Every subject that is systematic has a certain inherent order to it that dictates how it should be approached. In some subjects this order is more explicit than others. In mathematics, for example, there is a widely acknowledged sequence in terms of what should be learned and when it should be taught. In other subjects, however, such as history, there is much less agreement on how and when certain things should be taught. Mathematics is a systematic subject in a way that history is not.
The subject of logic is, in large part, about order, and so we should not be surprised to find that there is a fairly explicit and well-defined approach that classical Christian educators can take to the subject.
When to Begin the Study of Logic
One of the most common questions parents and teachers interested in classical education ask about logic is: “When should I start teaching logic to my student?”

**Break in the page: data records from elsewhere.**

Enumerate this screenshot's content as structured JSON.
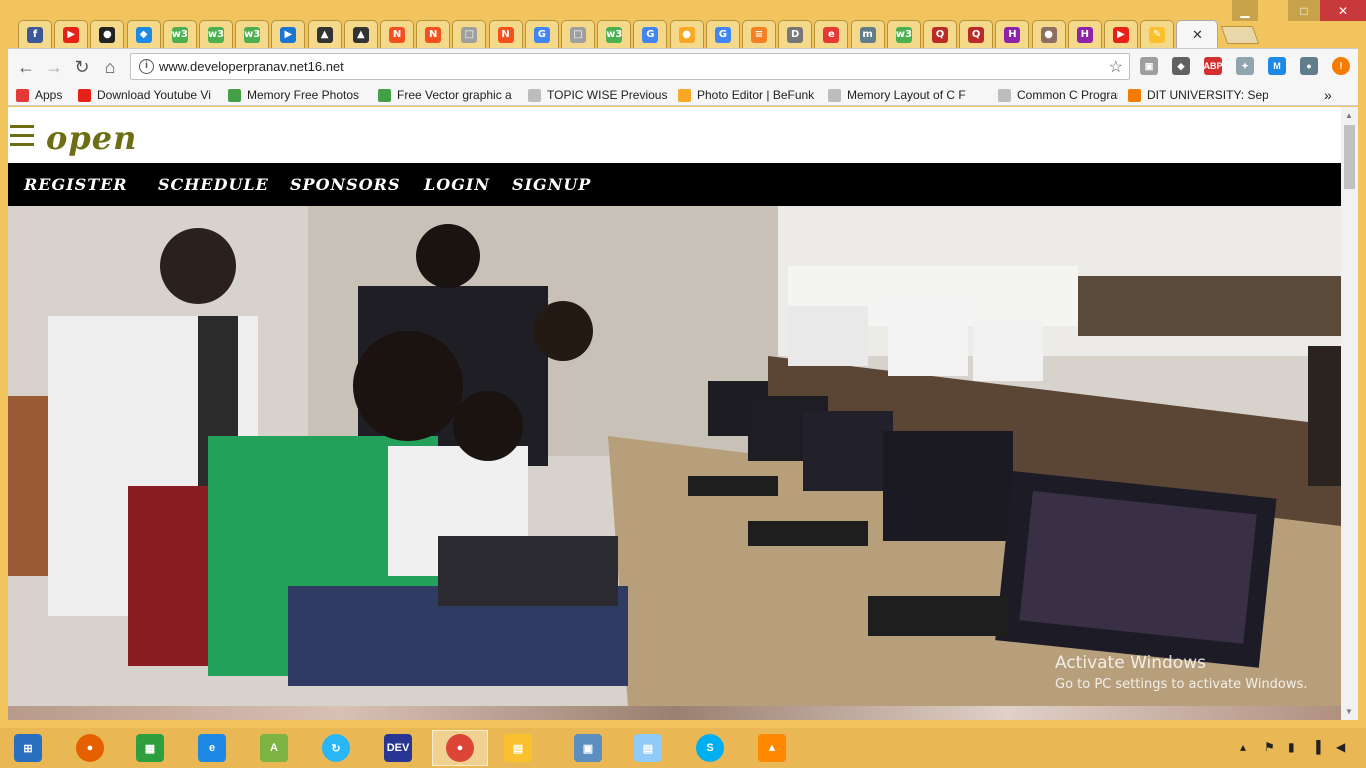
{
  "window": {
    "minimize_glyph": "▁",
    "maximize_glyph": "□",
    "close_glyph": "✕"
  },
  "tabs": [
    {
      "icon": "facebook-icon",
      "color": "#3b5998",
      "glyph": "f"
    },
    {
      "icon": "youtube-icon",
      "color": "#e62117",
      "glyph": "▶"
    },
    {
      "icon": "github-icon",
      "color": "#222222",
      "glyph": "●"
    },
    {
      "icon": "google-drive-icon",
      "color": "#1e88e5",
      "glyph": "◆"
    },
    {
      "icon": "w3schools-icon",
      "color": "#4caf50",
      "glyph": "w3"
    },
    {
      "icon": "w3schools-icon",
      "color": "#4caf50",
      "glyph": "w3"
    },
    {
      "icon": "w3schools-icon",
      "color": "#4caf50",
      "glyph": "w3"
    },
    {
      "icon": "play-icon",
      "color": "#1976d2",
      "glyph": "▶"
    },
    {
      "icon": "wolf-icon",
      "color": "#333333",
      "glyph": "▲"
    },
    {
      "icon": "wolf-icon",
      "color": "#333333",
      "glyph": "▲"
    },
    {
      "icon": "n-icon",
      "color": "#f4511e",
      "glyph": "N"
    },
    {
      "icon": "n-icon",
      "color": "#f4511e",
      "glyph": "N"
    },
    {
      "icon": "page-icon",
      "color": "#9e9e9e",
      "glyph": "□"
    },
    {
      "icon": "n-icon",
      "color": "#f4511e",
      "glyph": "N"
    },
    {
      "icon": "google-icon",
      "color": "#4285f4",
      "glyph": "G"
    },
    {
      "icon": "page-icon",
      "color": "#9e9e9e",
      "glyph": "□"
    },
    {
      "icon": "w3schools-icon",
      "color": "#4caf50",
      "glyph": "w3"
    },
    {
      "icon": "google-icon",
      "color": "#4285f4",
      "glyph": "G"
    },
    {
      "icon": "befunky-icon",
      "color": "#f9a825",
      "glyph": "●"
    },
    {
      "icon": "google-icon",
      "color": "#4285f4",
      "glyph": "G"
    },
    {
      "icon": "stackoverflow-icon",
      "color": "#f48024",
      "glyph": "≡"
    },
    {
      "icon": "dit-icon",
      "color": "#777777",
      "glyph": "D"
    },
    {
      "icon": "edge-icon",
      "color": "#e53935",
      "glyph": "e"
    },
    {
      "icon": "m-icon",
      "color": "#607d8b",
      "glyph": "m"
    },
    {
      "icon": "w3schools-icon",
      "color": "#4caf50",
      "glyph": "w3"
    },
    {
      "icon": "quora-icon",
      "color": "#b92b27",
      "glyph": "Q"
    },
    {
      "icon": "quora-icon",
      "color": "#b92b27",
      "glyph": "Q"
    },
    {
      "icon": "hackerrank-icon",
      "color": "#8e24aa",
      "glyph": "H"
    },
    {
      "icon": "owl-icon",
      "color": "#8d6e63",
      "glyph": "●"
    },
    {
      "icon": "hackerrank-icon",
      "color": "#8e24aa",
      "glyph": "H"
    },
    {
      "icon": "youtube-icon",
      "color": "#e62117",
      "glyph": "▶"
    },
    {
      "icon": "pen-icon",
      "color": "#fbc02d",
      "glyph": "✎"
    }
  ],
  "toolbar": {
    "url": "www.developerpranav.net16.net",
    "back_glyph": "←",
    "forward_glyph": "→",
    "reload_glyph": "↻",
    "home_glyph": "⌂",
    "info_glyph": "i",
    "star_glyph": "☆",
    "extensions": [
      {
        "icon": "extension-icon",
        "color": "#9e9e9e",
        "glyph": "▣"
      },
      {
        "icon": "extension-icon",
        "color": "#616161",
        "glyph": "◆"
      },
      {
        "icon": "adblock-icon",
        "color": "#d32f2f",
        "glyph": "ABP"
      },
      {
        "icon": "extension-icon",
        "color": "#90a4ae",
        "glyph": "✦"
      },
      {
        "icon": "gmail-icon",
        "color": "#1e88e5",
        "glyph": "M"
      },
      {
        "icon": "extension-icon",
        "color": "#607d8b",
        "glyph": "●"
      },
      {
        "icon": "alert-icon",
        "color": "#f57c00",
        "glyph": "!"
      }
    ]
  },
  "bookmarks": [
    {
      "label": "Apps",
      "icon": "apps-icon",
      "color": "#e53935"
    },
    {
      "label": "Download Youtube Vi",
      "icon": "youtube-icon",
      "color": "#e62117"
    },
    {
      "label": "Memory Free Photos",
      "icon": "download-icon",
      "color": "#43a047"
    },
    {
      "label": "Free Vector graphic a",
      "icon": "download-icon",
      "color": "#43a047"
    },
    {
      "label": "TOPIC WISE Previous",
      "icon": "page-icon",
      "color": "#bdbdbd"
    },
    {
      "label": "Photo Editor | BeFunk",
      "icon": "befunky-icon",
      "color": "#f9a825"
    },
    {
      "label": "Memory Layout of C F",
      "icon": "page-icon",
      "color": "#bdbdbd"
    },
    {
      "label": "Common C Programm",
      "icon": "page-icon",
      "color": "#bdbdbd"
    },
    {
      "label": "DIT UNIVERSITY: Sept",
      "icon": "blogger-icon",
      "color": "#f57c00"
    }
  ],
  "bookmarks_overflow": "»",
  "site": {
    "logo": "open",
    "nav": [
      "REGISTER",
      "SCHEDULE",
      "SPONSORS",
      "LOGIN",
      "SIGNUP"
    ]
  },
  "watermark": {
    "title": "Activate Windows",
    "subtitle": "Go to PC settings to activate Windows."
  },
  "taskbar": {
    "apps": [
      {
        "icon": "windows-start-icon",
        "color": "#2a6fbf",
        "glyph": "⊞"
      },
      {
        "icon": "firefox-icon",
        "color": "#e66000",
        "glyph": "●"
      },
      {
        "icon": "store-icon",
        "color": "#2e9e3e",
        "glyph": "▦"
      },
      {
        "icon": "internet-explorer-icon",
        "color": "#1e88e5",
        "glyph": "e"
      },
      {
        "icon": "android-studio-icon",
        "color": "#7cb342",
        "glyph": "A"
      },
      {
        "icon": "sync-icon",
        "color": "#29b6f6",
        "glyph": "↻"
      },
      {
        "icon": "devcpp-icon",
        "color": "#283593",
        "glyph": "DEV"
      },
      {
        "icon": "chrome-icon",
        "color": "#db4437",
        "glyph": "●"
      },
      {
        "icon": "file-explorer-icon",
        "color": "#fbc02d",
        "glyph": "▤"
      },
      {
        "icon": "photos-icon",
        "color": "#5c8fbf",
        "glyph": "▣"
      },
      {
        "icon": "notepad-icon",
        "color": "#90caf9",
        "glyph": "▤"
      },
      {
        "icon": "skype-icon",
        "color": "#00aff0",
        "glyph": "S"
      },
      {
        "icon": "vlc-icon",
        "color": "#ff8800",
        "glyph": "▲"
      }
    ],
    "tray": [
      "▴",
      "⚑",
      "▮",
      "▐",
      "◀"
    ]
  }
}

The answer, of course, is: “When he or she is ready.” This usually happens between seventh grade and ninth grade. It is at this age that many children begin to seriously investigate the reasons for things. They are no longer satisfied with the concrete, but are beginning to understand and appreciate abstract ideas.
Children are not totally unfamiliar with abstract ideas even at this time; they have already encountered them in mathematics. But whereas mathematics deals with abstraction in the realm of quantitative relationships, logic deals with abstraction in the realm of qualitative relationships. Both math and logic deal with abstraction, but math does it with quantities; logic (at least in its traditional form) does it with language.
I should point out that most modern logicians disagree with this view of logic as a language art. They view math as an extension of logic, and because of this the system of modern logic is very mathematical. But here we are discussing traditional logic, which is very different from modern mathematical or symbolic logic.
The Different Branches of Traditional Logic
Let’s point out first that there are two main divisions in logic: formal logic and material logic. Formal logic studies the form of reasoning, whereas material logic deals with the content of reasoning. Formal logic is divided, in turn, between deductive reasoning and inductive reasoning. Deductive logic reasons from universal truths to particular conclusions. This is the kind of logic the student encounters when he studies arguments such as:
All men are mortal
Socrates is a man
Therefore, Socrates is mortal
The argument begins with a universal truth, “All men are mortal,” and ends up with a particular truth: “Socrates is mortal.”
Inductive logic reasons from particular facts to universal conclusions. Here is an example:
Every mammal that has ever been examined has hair
Therefore, all mammals have hair
Here, specific instances of mammals being found with hair are said to justify the general conclusion that all mammals have hair. The missing premise in all inductive reasoning is that the future will always be like the past, a premise that has been the subject of much debate in the philosophy of science.
So, given this breakdown, let’s set forth several rules governing the sequence of logic study.
Rule #1: Study good reasoning first–fallacies later.
What this rule says is this: Teach correct reasoning first, and incorrect reasoning only after correct reasoning is understood. An understanding of correct reasoning will enable students, in most cases, to spot bad reasoning even if they have never formally learned to identify bad reasoning. Note that we cannot say the opposite, that students will learn how to spot good reasoning by having studied examples of bad reasoning. In other words, by learning the rules of good reasoning, a student learns to spot bad reasoning as well, but learning about bad reasoning does not enable him to spot good reasoning.
This rule flies in the face of the way logic is often taught. In fact, it is not uncommon for only fallacies to be taught in some “logic” programs—to the exclusion of all else. Of course, we would not tolerate this way of doing things in any other subject. Can you imagine teaching students a list of the things that did not happen in history, expecting them to learn what actually did happen from these falsities? Or exposing them to examples of bad writing as a preparation for writing well? If a science teacher spent a whole year having his students examine great experiments that failed, we might suggest he find another line of work.
Rule #2: Study deduction before induction.
This is a fairly common procedure in most logic texts, and for good reason. Deduction is not only simpler and more straightforward than induction, but deduction is a more fundamental thinking skill than induction. When asked why we believe something, we are much more likely to resort to deduction (usually an incomplete deduction) than induction. The reason is very simple: Induction, by its nature, seeks a laboratory—or maybe the assistance of a magnifying glass and a deerstalker cap. Deduction requires only a comfortable chair—and a little concentration. Induction is more the province of the expert; deduction is the right of the amateur. And, let’s face it, most of us are amateurs in most things.
Rule #3: Study formal logic before material logic.
One reason we study formal logic before material logic has to do with the structure of these two parts of logic. Formal logic is extremely systematic in its structure, whereas material logic is more topical. In formal logic, every piece is related to some other piece in the total system. It is systematic, like arithmetic or geometry. Material logic has more abstract, pre-philosophy concepts that are appropriate for older students.
While, as we have already observed, logic is not the same thing as math, it does share one important characteristic with mathematical disciplines: It is systematic and orderly. If a subject should be studied according to its inherent nature, and the inherent nature of logic is orderly, then it doesn’t take a great logician to conclude that that’s the way it should be studied.